The Riha Hoard
This paten, chalice, and fan were said to have been found together at Riha, a small village south of Aleppo in central Syria. Their burial in this area was probably in response to invasions during the early seventh century by Sasanian and Arab forces and, because their owners had to flee or were killed, the silver objects were not retrieved until the early twentieth century. This group and silver treasures from nearby Stuma, Hama, and Antioch were discovered at about the same time, and it has been suggested that these individual hoards actually constituted one large group brought together for protective burial, which was divided into smaller sets after it was unearthed about one hundred years ago.
The chalice, paten, and fan are each impressed with stamps that indicate the emperor's reign during which it was made. The chalice was fabricated during the reign of Justinian I (527-65), while the paten and fan belong to the reign of his successor, Justin II (565-78). Although the chalice's date indicates that it was not made along with the paten and fan, the three may well have been used together at a subsequent date. They form a set for use in the Orthodox Eucharist, or Communion: the paten held the leavened bread, still a tradition in Orthodox worship, the chalice contained the wine, and the fan was used to keep insects away from the bread and the wine. Jesus instituted the Eucharist, as recorded in the gospels of Matthew (26:26-28) and Mark (14:22-24): offerings of bread and wine to the apostles that foreshadowed the sacrifice of Christ's body and blood.
This paten and a related one from Stuma (Istanbul, Archaeological Museum) illustrate the Communion of the Apostles, the precedent for all Eucharist ceremonies in the Orthodox church. Although part of the Gospel narrative, the representation is symbolic, showing Jesus twice with a cross-halo, behind the altar, officiating as a priest and a deacon, in front of a niche with a shell motif, suggesting the apse of a small church. He distributes wine and bread to the apostles standing to either side of the altar while lamps burn above on top of columns.
Inscribed in handsome niello letters around the edge of the paten is the supplication of its donors: "For the repose (of the soul) of Sergia, (daughter) of John, and of Theodosios, and (for) the salvation of Megalos and Nonnous and their children." The prayer for Sergia and Theodosios was "repeated" whenever the paten was used, certainly an intended result of the inscription's placement. The detailed image of the Communion is in the repoussé technique, raising the metal surface by tamping from the back. Gilding has been added for spiritual value, and the lustrous niello further enhances the paten's aesthetic impression. The use of the paten with its symbolic image contributed to the deeply spiritual character of the Eucharist and accentuated the heartfelt prayer of its donors.

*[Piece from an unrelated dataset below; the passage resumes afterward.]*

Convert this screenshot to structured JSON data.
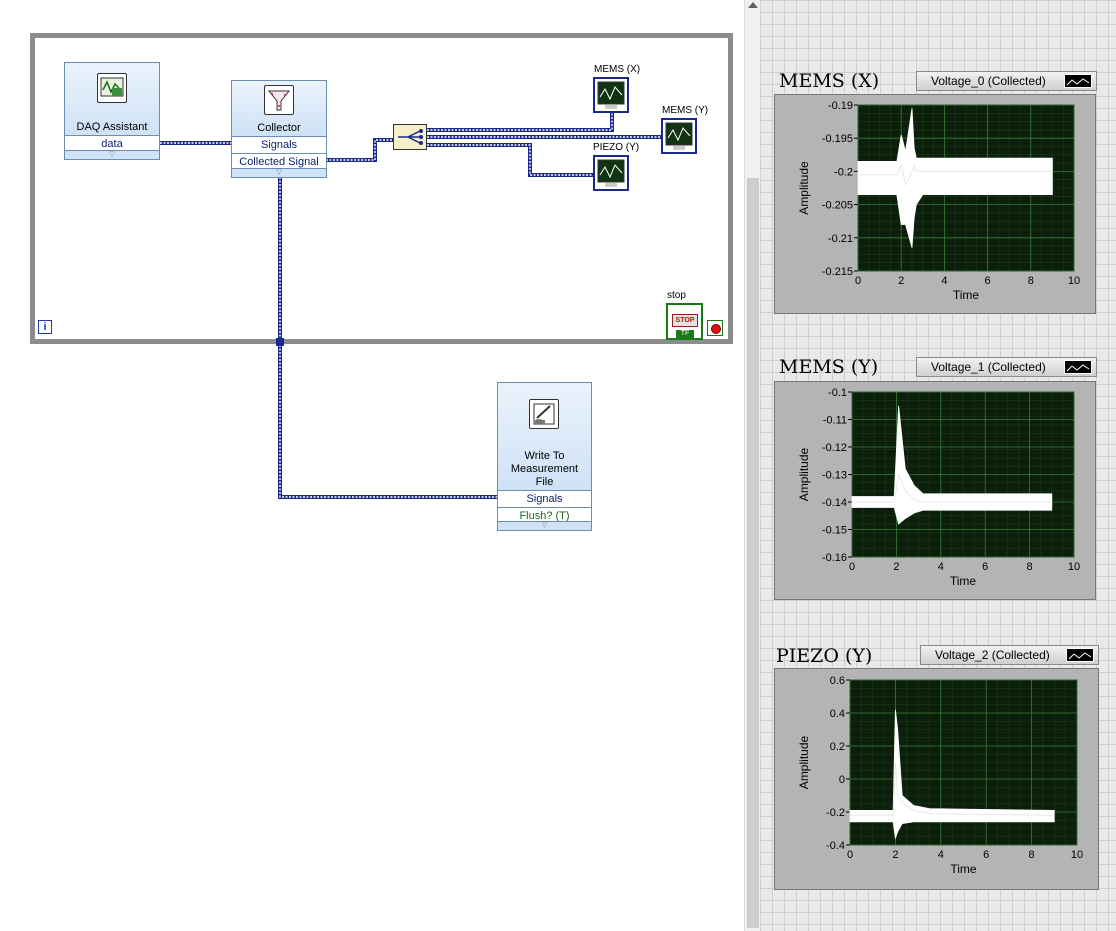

By the fourth century feather or textile fans were used to keep insects away from the Eucharistic bread and wine. Precious metal fans, of which this is the earliest example, may have fulfilled the same function, but were also symbolic in nature. The Riha rhipidion is engraved with peacock feathers around its rim, while cherubim-the four-winged creatures described in Ezekiel 1:4-21-appear in the center of both sides. Like the prophet's vision, the figures have "a luster like that of shining metal" and four wings, hands, and faces, known as a tetramorph. The faces are those of a man, a lion, an ox, and an eagle. The wheels are also part of the vision, for "the spirit of the creatures was in the wheels." The spiritual awe of Ezekiel's vision may explain the presence of the tetramorph in the Eucharist service, but the visionary image had additional meaning in Christian terms. From a very early date, each of the four Gospel writers was associated with one form of the tetramorph: Matthew with the man; Mark with the lion; Luke with the ox; and John with the eagle. In other words, Ezekiel's vision was understood as foreshadowing the historical character of the Four Gospels. A fan from Stuma (in Istanbul, Archaeological Museum) is similar enough in size and design to the Riha fan that they are considered a pair. They differ insofar as the Stuma fan has seraphim with six wings engraved on it instead of the cherubim as on the Riha fan. Although no other such pairs of fans have survived, literary references and visual representations provide evidence of their existence.
The distribution of wine was an integral part of the Eucharist, so that chalices were made in the same material as patens, often as a set (diskopoterion). This chalice, with its large bowl, small knob, and flaring foot, has the typical shape and proportions of many other sixth-century chalices. The bowl of the chalice allowed a large amount of wine to be held, evidence that Communion was distributed only on periodic occasions throughout the ecclesiastical year. A chalice of this shape and relative size is represented on the altar on the Riha paten. The words of the niello inscription around the chalice would have been said by the priest celebrating Communion: "Thine own of Thine own we offer Thee, O Lord." These words also appeared on the altar of the imperial church of Hagia Sophia (Holy Wisdom) in Constantinople.